In the interest of complete fairness, I should probably tell you that I’ve already read this book. Also, I should probably tell you that even before I read the book the first time, I was (and am) a huge, unabashed, slavering Neil Gaiman fan due to his award-winning Sandman series of comic books and graphic novels. And I should also tell you that the movie version of Stardust is coming out soon and you’ll no doubt be hearing much more about it.
I picked it off the shelf the other day. I hadn’t read it in years, and plus I had trouble remembering exactly why I liked the book. With some books it’s good to reacquaint yourself with every so often, like that friend in your life who you feel close to but only see once or twice a year.
Anyway: the book. It’s my favorite of Gaiman’s novels. All of his books have the dead-on feel of the modern fairy tale, but he’s sometimes prone to being a little too flippant with his characters, just a tad bit shallow, and with too much of a wink to the audience, if you catch my meaning. With Stardust, he gets that balance of fantasy and seriousness just right.

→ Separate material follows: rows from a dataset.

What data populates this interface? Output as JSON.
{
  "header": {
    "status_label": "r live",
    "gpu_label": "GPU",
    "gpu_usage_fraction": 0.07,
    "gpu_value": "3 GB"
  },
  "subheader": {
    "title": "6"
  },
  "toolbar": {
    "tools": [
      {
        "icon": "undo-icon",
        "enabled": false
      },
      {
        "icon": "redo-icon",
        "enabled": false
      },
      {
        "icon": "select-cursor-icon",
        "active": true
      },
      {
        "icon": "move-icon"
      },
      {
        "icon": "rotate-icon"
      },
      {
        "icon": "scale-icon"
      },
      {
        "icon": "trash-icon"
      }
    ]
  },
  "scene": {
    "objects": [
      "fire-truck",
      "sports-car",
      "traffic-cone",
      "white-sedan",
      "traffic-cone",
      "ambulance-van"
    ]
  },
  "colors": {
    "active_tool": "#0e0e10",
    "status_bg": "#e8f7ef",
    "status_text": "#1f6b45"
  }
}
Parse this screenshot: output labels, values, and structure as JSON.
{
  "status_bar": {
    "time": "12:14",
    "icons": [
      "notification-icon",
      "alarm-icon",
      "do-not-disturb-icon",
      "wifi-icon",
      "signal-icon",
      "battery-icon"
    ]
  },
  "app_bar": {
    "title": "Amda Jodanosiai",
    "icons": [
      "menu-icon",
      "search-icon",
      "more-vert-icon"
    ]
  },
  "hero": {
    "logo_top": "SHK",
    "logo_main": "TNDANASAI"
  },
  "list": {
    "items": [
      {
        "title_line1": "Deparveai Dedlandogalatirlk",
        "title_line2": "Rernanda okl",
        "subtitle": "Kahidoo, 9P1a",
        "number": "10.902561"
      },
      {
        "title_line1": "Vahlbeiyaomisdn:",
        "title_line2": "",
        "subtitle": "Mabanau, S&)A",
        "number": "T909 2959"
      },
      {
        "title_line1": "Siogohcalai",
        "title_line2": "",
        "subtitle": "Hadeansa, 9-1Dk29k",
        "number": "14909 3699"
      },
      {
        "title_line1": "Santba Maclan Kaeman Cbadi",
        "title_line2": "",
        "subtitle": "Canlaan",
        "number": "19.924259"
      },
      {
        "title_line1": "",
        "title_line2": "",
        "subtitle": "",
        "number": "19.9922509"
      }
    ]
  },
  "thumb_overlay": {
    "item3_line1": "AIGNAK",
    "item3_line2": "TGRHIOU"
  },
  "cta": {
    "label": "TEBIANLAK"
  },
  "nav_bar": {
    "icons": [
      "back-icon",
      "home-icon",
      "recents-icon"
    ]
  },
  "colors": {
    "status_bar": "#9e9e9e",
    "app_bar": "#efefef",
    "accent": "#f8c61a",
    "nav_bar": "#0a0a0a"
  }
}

Back in the early Victorian era there exists a town called Wall in the British countryside. It’s named that because of the thick stone wall that separates the sleepy farming town from the world of Fairie – every nine years, the veil lifts and a fair brings the two communities together for one night. One of the town’s youth, Trystan, is a dreamer who falls for the town beauty and promises to do anything she asks. To put him off, she suggests he go retrieve a star that they watch fall from the night sky. So, being the romantic sort, Trystan sets out to go get it. What follows involves an adventure that includes talking trees, witch-queens, pirates who fly airships, shape-changing animals, and True Love. It’s a Brit version of The Princess Bride without the postmodern wisecracks, a modern-day Midsummer Night’s Dream written after a few glasses of wine and a night on the town. This being a fairy tale, Gaiman insures that every plot point is wrapped up and every character, even the minor ones, have their important roles to play in the story. The book is written in a light, dreamlike tone that lulls you in like a mother humming a half-remembered lullaby to her child.

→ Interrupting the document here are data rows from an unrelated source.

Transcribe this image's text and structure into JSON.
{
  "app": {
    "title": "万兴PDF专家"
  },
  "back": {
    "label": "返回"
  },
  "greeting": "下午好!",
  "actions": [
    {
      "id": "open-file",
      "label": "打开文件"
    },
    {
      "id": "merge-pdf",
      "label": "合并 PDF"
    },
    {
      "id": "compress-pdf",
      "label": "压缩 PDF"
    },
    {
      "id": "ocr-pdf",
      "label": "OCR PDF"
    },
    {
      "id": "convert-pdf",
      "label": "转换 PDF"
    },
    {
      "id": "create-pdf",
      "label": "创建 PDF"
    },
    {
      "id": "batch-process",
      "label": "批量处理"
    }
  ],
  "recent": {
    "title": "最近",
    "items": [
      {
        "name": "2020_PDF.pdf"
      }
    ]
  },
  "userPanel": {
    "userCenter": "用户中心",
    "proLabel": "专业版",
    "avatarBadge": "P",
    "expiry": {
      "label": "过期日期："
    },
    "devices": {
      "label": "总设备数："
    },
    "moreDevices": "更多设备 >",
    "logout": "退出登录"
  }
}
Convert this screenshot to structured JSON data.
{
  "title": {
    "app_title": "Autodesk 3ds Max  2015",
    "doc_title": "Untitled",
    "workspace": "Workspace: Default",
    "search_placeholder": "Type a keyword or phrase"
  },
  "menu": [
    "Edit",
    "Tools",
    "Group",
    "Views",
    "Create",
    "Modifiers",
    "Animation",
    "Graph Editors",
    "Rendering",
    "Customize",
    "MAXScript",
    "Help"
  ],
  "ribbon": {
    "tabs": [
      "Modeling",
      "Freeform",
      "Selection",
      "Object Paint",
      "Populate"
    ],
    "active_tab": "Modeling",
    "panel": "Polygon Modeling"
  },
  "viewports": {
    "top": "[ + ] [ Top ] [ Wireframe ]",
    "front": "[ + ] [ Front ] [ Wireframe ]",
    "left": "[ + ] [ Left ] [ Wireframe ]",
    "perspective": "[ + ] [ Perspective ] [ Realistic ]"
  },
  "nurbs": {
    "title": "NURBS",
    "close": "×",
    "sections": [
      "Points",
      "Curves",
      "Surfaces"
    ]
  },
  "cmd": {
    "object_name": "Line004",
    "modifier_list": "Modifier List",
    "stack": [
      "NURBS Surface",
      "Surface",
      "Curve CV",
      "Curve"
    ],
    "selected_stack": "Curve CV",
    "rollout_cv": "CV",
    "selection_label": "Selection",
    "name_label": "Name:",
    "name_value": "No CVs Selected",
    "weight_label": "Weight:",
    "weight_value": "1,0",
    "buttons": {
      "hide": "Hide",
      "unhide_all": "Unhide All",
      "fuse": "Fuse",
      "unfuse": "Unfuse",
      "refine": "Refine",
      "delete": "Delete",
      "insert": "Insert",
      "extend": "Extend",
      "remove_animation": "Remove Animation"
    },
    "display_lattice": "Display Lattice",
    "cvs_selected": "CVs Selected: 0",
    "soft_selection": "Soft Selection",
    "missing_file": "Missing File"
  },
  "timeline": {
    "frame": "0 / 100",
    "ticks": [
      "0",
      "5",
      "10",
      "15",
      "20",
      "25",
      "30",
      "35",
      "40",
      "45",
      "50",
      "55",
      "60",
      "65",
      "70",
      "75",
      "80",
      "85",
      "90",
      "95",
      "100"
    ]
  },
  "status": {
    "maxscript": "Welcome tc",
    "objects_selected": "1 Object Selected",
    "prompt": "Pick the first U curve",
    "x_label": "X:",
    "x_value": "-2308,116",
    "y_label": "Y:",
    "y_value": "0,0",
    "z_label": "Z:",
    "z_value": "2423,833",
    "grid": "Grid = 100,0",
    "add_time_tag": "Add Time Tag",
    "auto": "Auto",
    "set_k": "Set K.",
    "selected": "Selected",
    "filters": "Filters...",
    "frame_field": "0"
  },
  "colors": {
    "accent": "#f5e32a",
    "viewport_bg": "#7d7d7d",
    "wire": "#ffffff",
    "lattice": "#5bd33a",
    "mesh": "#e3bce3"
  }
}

Of course, there’s a better-than-excellent chance that Hollywood will completely screw it all up, but I have faith. There’s a beautiful story here and Gaiman’s has yet to sell out. But: everyone knows the book is always better than the film.